Problem:
For every entry below, give an exact repeat and leave out the pictures.

··· Records

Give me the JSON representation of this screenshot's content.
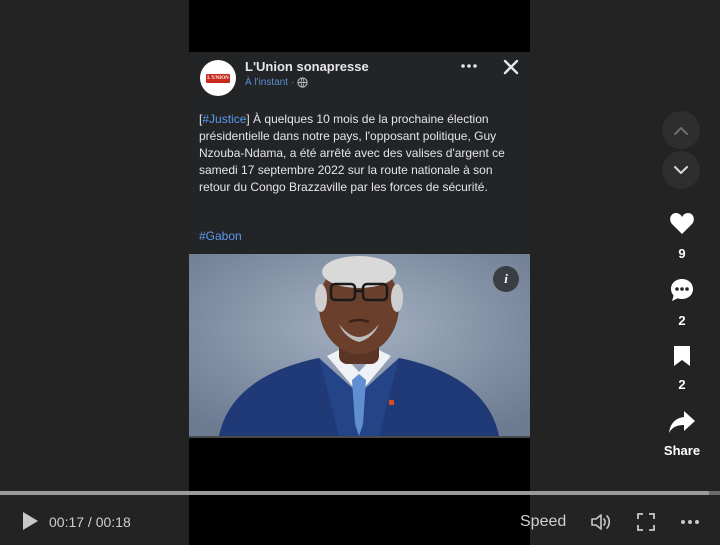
{
  "post": {
    "page_name": "L'Union sonapresse",
    "avatar_logo_text": "L'UNION",
    "timestamp": "À l'instant",
    "separator": "·",
    "text_tag": "#Justice",
    "text_bracket_open": "[",
    "text_bracket_close": "]",
    "text_body": " À quelques 10 mois de la prochaine élection présidentielle dans notre pays, l'opposant politique, Guy Nzouba-Ndama, a été arrêté avec des valises d'argent ce samedi 17 septembre 2022 sur la route nationale à son retour du Congo Brazzaville par les forces de sécurité.",
    "hashtag": "#Gabon",
    "info_label": "i"
  },
  "side": {
    "likes": "9",
    "comments": "2",
    "bookmarks": "2",
    "share_label": "Share"
  },
  "player": {
    "time": "00:17 / 00:18",
    "speed_label": "Speed",
    "progress_fraction": 0.985
  },
  "colors": {
    "background": "#232323",
    "post_background": "#232426",
    "hashtag": "#5b9bf0",
    "avatar_logo": "#c8291c"
  },
  "icons": [
    "more-options-icon",
    "close-icon",
    "globe-icon",
    "info-icon",
    "chevron-up-icon",
    "chevron-down-icon",
    "heart-icon",
    "comment-icon",
    "bookmark-icon",
    "share-icon",
    "play-icon",
    "volume-icon",
    "fullscreen-icon",
    "ellipsis-icon"
  ]
}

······

Answer section:
Give me the JSON representation of this screenshot's content.
{
  "post": {
    "page_name": "L'Union sonapresse",
    "avatar_logo_text": "L'UNION",
    "timestamp": "À l'instant",
    "separator": "·",
    "text_tag": "#Justice",
    "text_bracket_open": "[",
    "text_bracket_close": "]",
    "text_body": " À quelques 10 mois de la prochaine élection présidentielle dans notre pays, l'opposant politique, Guy Nzouba-Ndama, a été arrêté avec des valises d'argent ce samedi 17 septembre 2022 sur la route nationale à son retour du Congo Brazzaville par les forces de sécurité.",
    "hashtag": "#Gabon",
    "info_label": "i"
  },
  "side": {
    "likes": "9",
    "comments": "2",
    "bookmarks": "2",
    "share_label": "Share"
  },
  "player": {
    "time": "00:17 / 00:18",
    "speed_label": "Speed",
    "progress_fraction": 0.985
  },
  "colors": {
    "background": "#232323",
    "post_background": "#232426",
    "hashtag": "#5b9bf0",
    "avatar_logo": "#c8291c"
  },
  "icons": [
    "more-options-icon",
    "close-icon",
    "globe-icon",
    "info-icon",
    "chevron-up-icon",
    "chevron-down-icon",
    "heart-icon",
    "comment-icon",
    "bookmark-icon",
    "share-icon",
    "play-icon",
    "volume-icon",
    "fullscreen-icon",
    "ellipsis-icon"
  ]
}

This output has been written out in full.